Organized Sports is a recurring sports column named for a seminal DC avant-hardcore song by the equally stupid and brilliant (to me, “equally stupid and brilliant” pretty much just means “brilliant”) band Void. Take from that what you will.
It’s the first song in this video. Feel free to stop listening after about a minute, since that’s how long the song lasts.
Sportswriting is at a very interesting point. The internet has given fans of all stripes a voice, and while many of those voices probably don’t need to be heard (perhaps including mine), a number of interesting takes on writing about sports have emerged due to the freedom provided by an infinite audience and the ability to publish takes on the world of sport without the benefit of access that beat writers and newspaper columnists have had in the past.
In the view of many sportswriting consumers, the growing influence of bloggers and sites like Deadspin is corrosive and terrible. Other readers instead rely on those sites and blogs for their unique perspectives. Being as this is a blog, you can probably see where my allegiances might rest, but that doesn’t mean that I don’t think that the old school work isn’t just as important.
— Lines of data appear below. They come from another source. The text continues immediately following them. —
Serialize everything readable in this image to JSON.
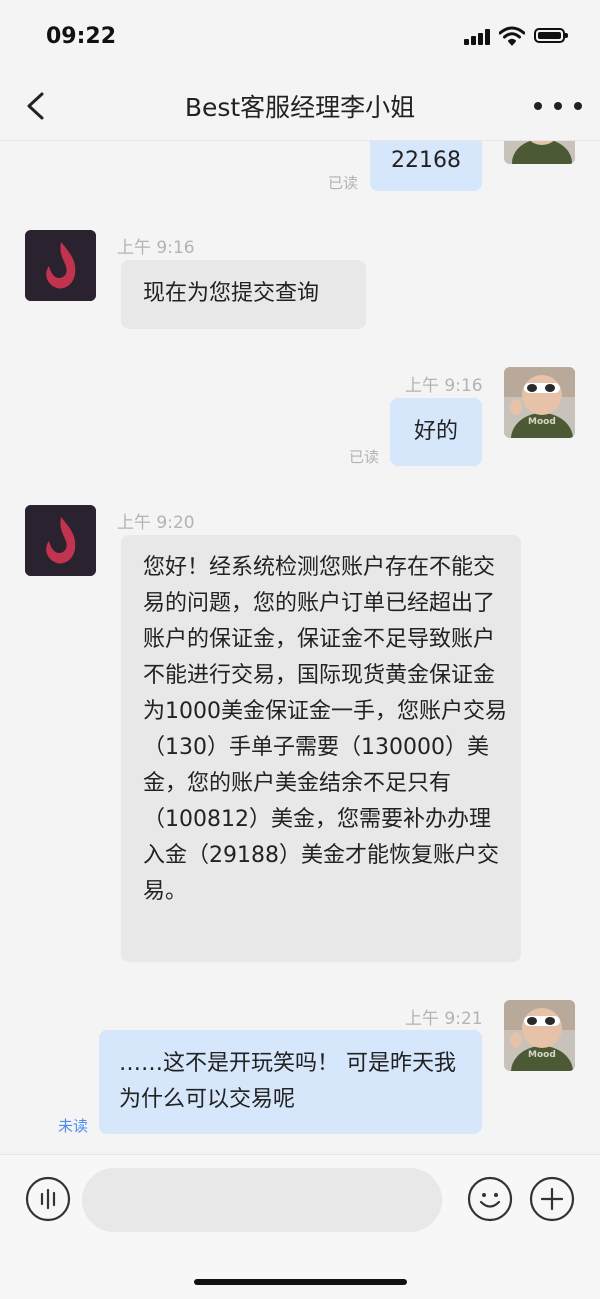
{
  "status_bar": {
    "time": "09:22"
  },
  "header": {
    "title": "Best客服经理李小姐"
  },
  "messages": [
    {
      "side": "out",
      "text": "22168",
      "status": "已读"
    },
    {
      "side": "in",
      "time": "上午 9:16",
      "text": "现在为您提交查询"
    },
    {
      "side": "out",
      "time": "上午 9:16",
      "text": "好的",
      "status": "已读"
    },
    {
      "side": "in",
      "time": "上午 9:20",
      "text": "您好！经系统检测您账户存在不能交易的问题，您的账户订单已经超出了账户的保证金，保证金不足导致账户不能进行交易，国际现货黄金保证金为1000美金保证金一手，您账户交易（130）手单子需要（130000）美金，您的账户美金结余不足只有（100812）美金，您需要补办办理入金（29188）美金才能恢复账户交易。"
    },
    {
      "side": "out",
      "time": "上午 9:21",
      "text": "……这不是开玩笑吗！ 可是昨天我为什么可以交易呢",
      "status": "未读"
    }
  ],
  "colors": {
    "incoming_bubble": "#e8e8e8",
    "outgoing_bubble": "#d6e6fb",
    "unread": "#4e8df0",
    "agent_logo": "#c2334f"
  },
  "icons": [
    "back-arrow-icon",
    "more-icon",
    "voice-icon",
    "emoji-icon",
    "plus-icon",
    "signal-icon",
    "wifi-icon",
    "battery-icon"
  ]
}
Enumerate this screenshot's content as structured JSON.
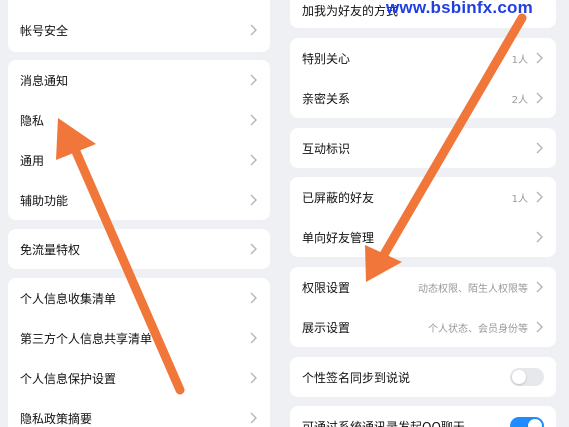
{
  "watermark": "www.bsbinfx.com",
  "colors": {
    "arrow": "#f0763a",
    "toggle_on": "#1e8cff",
    "watermark": "#1f3fe0"
  },
  "left": {
    "account_security": "帐号安全",
    "notifications": "消息通知",
    "privacy": "隐私",
    "general": "通用",
    "accessibility": "辅助功能",
    "data_saver": "免流量特权",
    "personal_info_list": "个人信息收集清单",
    "third_party_share_list": "第三方个人信息共享清单",
    "personal_info_protection": "个人信息保护设置",
    "privacy_policy_summary": "隐私政策摘要"
  },
  "right": {
    "add_friend_method": "加我为好友的方式",
    "special_care": {
      "label": "特别关心",
      "value": "1人"
    },
    "close_relations": {
      "label": "亲密关系",
      "value": "2人"
    },
    "interaction_marks": "互动标识",
    "blocked_friends": {
      "label": "已屏蔽的好友",
      "value": "1人"
    },
    "one_way_friends": "单向好友管理",
    "permission_settings": {
      "label": "权限设置",
      "value": "动态权限、陌生人权限等"
    },
    "display_settings": {
      "label": "展示设置",
      "value": "个人状态、会员身份等"
    },
    "signature_sync": {
      "label": "个性签名同步到说说",
      "toggle": "off"
    },
    "contacts_call": {
      "label": "可通过系统通讯录发起QQ聊天",
      "toggle": "on"
    }
  }
}
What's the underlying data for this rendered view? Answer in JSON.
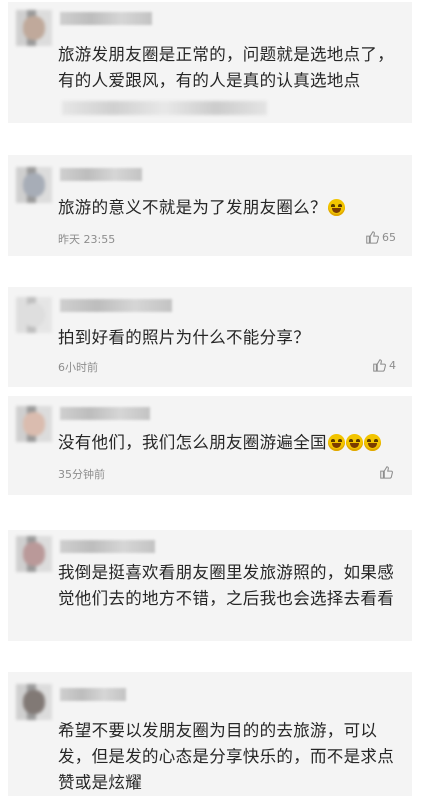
{
  "comments": [
    {
      "text": "旅游发朋友圈是正常的，问题就是选地点了，有的人爱跟风，有的人是真的认真选地点",
      "time": "",
      "likes": ""
    },
    {
      "text": "旅游的意义不就是为了发朋友圈么？",
      "emoji": "laughing-tears-emoji",
      "time": "昨天 23:55",
      "likes": "65"
    },
    {
      "text": "拍到好看的照片为什么不能分享？",
      "time": "6小时前",
      "likes": "4"
    },
    {
      "text": "没有他们，我们怎么朋友圈游遍全国",
      "emoji": "grinning-emoji",
      "time": "35分钟前",
      "likes": ""
    },
    {
      "text": "我倒是挺喜欢看朋友圈里发旅游照的，如果感觉他们去的地方不错，之后我也会选择去看看",
      "time": "",
      "likes": ""
    },
    {
      "text": "希望不要以发朋友圈为目的的去旅游，可以发，但是发的心态是分享快乐的，而不是求点赞或是炫耀",
      "time": "",
      "likes": ""
    }
  ],
  "icons": {
    "like": "thumbs-up-icon"
  },
  "colors": {
    "card_bg": "#f4f4f4",
    "text": "#262626",
    "meta": "#8d8d8d"
  }
}
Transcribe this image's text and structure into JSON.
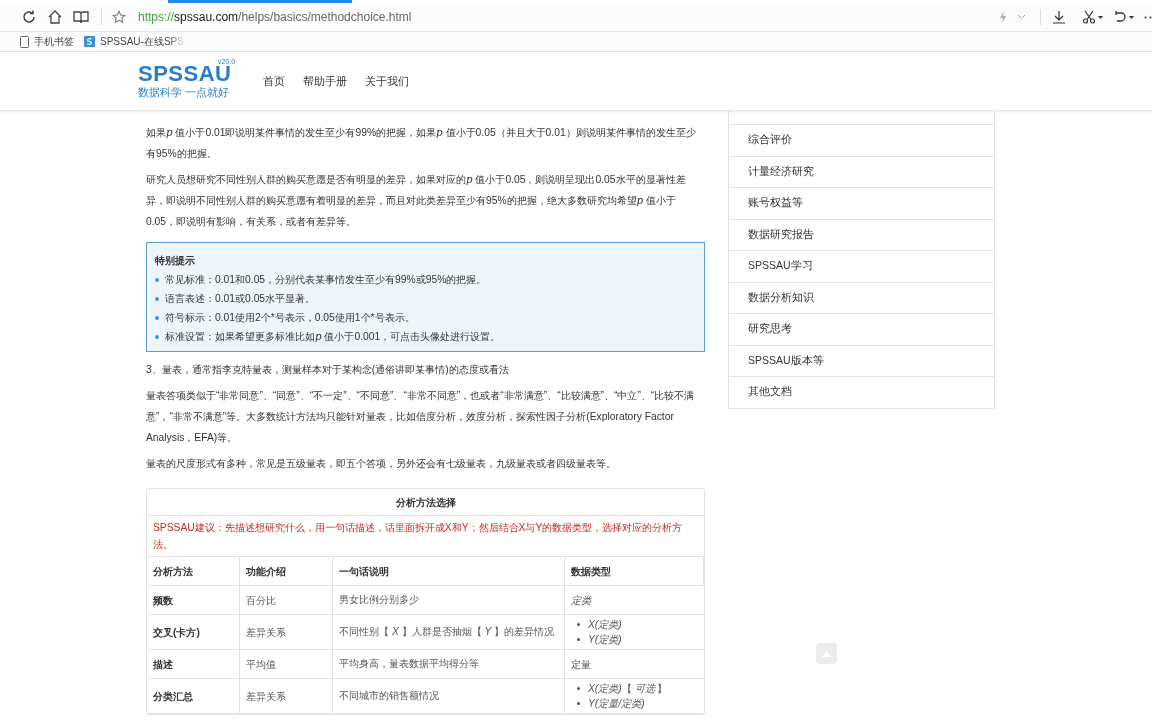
{
  "browser": {
    "address": {
      "scheme": "https://",
      "host": "spssau.com",
      "path": "/helps/basics/methodchoice.html"
    },
    "bookmarks": [
      {
        "kind": "phone",
        "label": "手机书签"
      },
      {
        "kind": "site",
        "label": "SPSSAU-在线SPS",
        "faded": true
      }
    ]
  },
  "site": {
    "logo": {
      "name": "SPSSAU",
      "version": "v20.0",
      "slogan": "数据科学 一点就好"
    },
    "nav": [
      "首页",
      "帮助手册",
      "关于我们"
    ]
  },
  "article": {
    "paragraphs_top": [
      [
        {
          "text": "如果"
        },
        {
          "text": "p",
          "kind": "variable"
        },
        {
          "text": " 值小于0.01即说明某件事情的发生至少有99%的把握，如果"
        },
        {
          "text": "p",
          "kind": "variable"
        },
        {
          "text": " 值小于0.05（并且大于0.01）则说明某件事情的发生至少有95%的把握。"
        }
      ],
      [
        {
          "text": "研究人员想研究不同性别人群的购买意愿是否有明显的差异，如果对应的"
        },
        {
          "text": "p",
          "kind": "variable"
        },
        {
          "text": " 值小于0.05，则说明呈现出0.05水平的显著性差异，即说明不同性别人群的购买意愿有着明显的差异，而且对此类差异至少有95%的把握，绝大多数研究均希望"
        },
        {
          "text": "p",
          "kind": "variable"
        },
        {
          "text": " 值小于0.05，即说明有影响，有关系，或者有差异等。"
        }
      ]
    ],
    "tip": {
      "title": "特别提示",
      "items": [
        [
          {
            "text": "常见标准：0.01和0.05，分别代表某事情发生至少有99%或95%的把握。"
          }
        ],
        [
          {
            "text": "语言表述：0.01或0.05水平显著。"
          }
        ],
        [
          {
            "text": "符号标示：0.01使用2个*号表示，0.05使用1个*号表示。"
          }
        ],
        [
          {
            "text": "标准设置：如果希望更多标准比如"
          },
          {
            "text": "p",
            "kind": "variable"
          },
          {
            "text": " 值小于0.001，可点击头像处进行设置。"
          }
        ]
      ]
    },
    "paragraphs_bottom": [
      "3、量表，通常指李克特量表，测量样本对于某构念(通俗讲即某事情)的态度或看法",
      "量表答项类似于“非常同意”、“同意”、“不一定”、“不同意”、“非常不同意”，也或者“非常满意”、“比较满意”、“中立”、“比较不满意”，“非常不满意”等。大多数统计方法均只能针对量表，比如信度分析，效度分析，探索性因子分析(Exploratory Factor Analysis，EFA)等。",
      "量表的尺度形式有多种，常见是五级量表，即五个答项，另外还会有七级量表，九级量表或者四级量表等。"
    ],
    "table": {
      "title": "分析方法选择",
      "note": "SPSSAU建议：先描述想研究什么，用一句话描述，话里面拆开成X和Y；然后结合X与Y的数据类型，选择对应的分析方法。",
      "columns": [
        "分析方法",
        "功能介绍",
        "一句话说明",
        "数据类型"
      ],
      "rows": [
        {
          "method": "频数",
          "function": "百分比",
          "sentence": "男女比例分别多少",
          "data_type": {
            "kind": "text",
            "items": [
              {
                "text": "定类",
                "italic": true
              }
            ]
          }
        },
        {
          "method": "交叉(卡方)",
          "function": "差异关系",
          "sentence": "不同性别【 *X* 】人群是否抽烟【 *Y* 】的差异情况",
          "data_type": {
            "kind": "list",
            "items": [
              {
                "text": "X(定类)",
                "italic": true
              },
              {
                "text": "Y(定类)",
                "italic": true
              }
            ]
          }
        },
        {
          "method": "描述",
          "function": "平均值",
          "sentence": "平均身高，量表数据平均得分等",
          "data_type": {
            "kind": "text",
            "items": [
              {
                "text": "定量",
                "italic": false
              }
            ]
          }
        },
        {
          "method": "分类汇总",
          "function": "差异关系",
          "sentence": "不同城市的销售额情况",
          "data_type": {
            "kind": "list",
            "items": [
              {
                "text": "*X(定类)*【 *可选* 】",
                "italic": false
              },
              {
                "text": "Y(定量/定类)",
                "italic": true
              }
            ]
          }
        }
      ]
    }
  },
  "sidebar": {
    "items": [
      "综合评价",
      "计量经济研究",
      "账号权益等",
      "数据研究报告",
      "SPSSAU学习",
      "数据分析知识",
      "研究思考",
      "SPSSAU版本等",
      "其他文档"
    ]
  }
}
After all, the “dead tree” media still does most of the real reporting, and while I might tend to find the commentary of younger, more internet-savvy writers more to my liking, I understand the work writers for the best newspapers and magazines do is indispensible to the world of sportswriting at large, and much of the best sportswriting still comes in newspaper and magazine form (even if I consume it online).
So, Organized Sports is my attempt to do justice to both sides of the equation, and all of the aggregate influences within. Said influences include post-punk sportswriting of The Classical (and the sites that preceded it, most prominently FreeDarko), the stats-heavy humor (and mainstream sportswriting rebukes) of Fire Joe Morgan, the gambling-heavy pop of Bill Simmons at his best, the well-informed snark of the Basketball Jones and Puck Daddy blogs, and an uncountable number of great long form pieces ranging from David Foster Wallace’s immaculate take on Roger Federer to David Halberstam’s The Breaks of the Game and George Dohlmann’s Play Their Hearts Out. I likely will not do justice to all or any of the above.
My only real professional writing, criticism and journalism experience (beyond anonymous advertising and marketing copy) comes from writing about music, so I hope to bring that perspective along as well. All that, unmeasurable pretension, and probably a ton of bad jokes. But I promise no Jeremy Lin puns (beyond this one: Delroy Jeremy Lindo).
Writing about sports no longer has to be entirely fact-based (this game happened, and here was the score) or humorless or entirely sentimental (that 6-4-3 double play reminds me of how my father didn’t hug me often enough). So, as Bud Light tells us, Here We Go.
Up Next, the First Real Column: Midseason NBA Report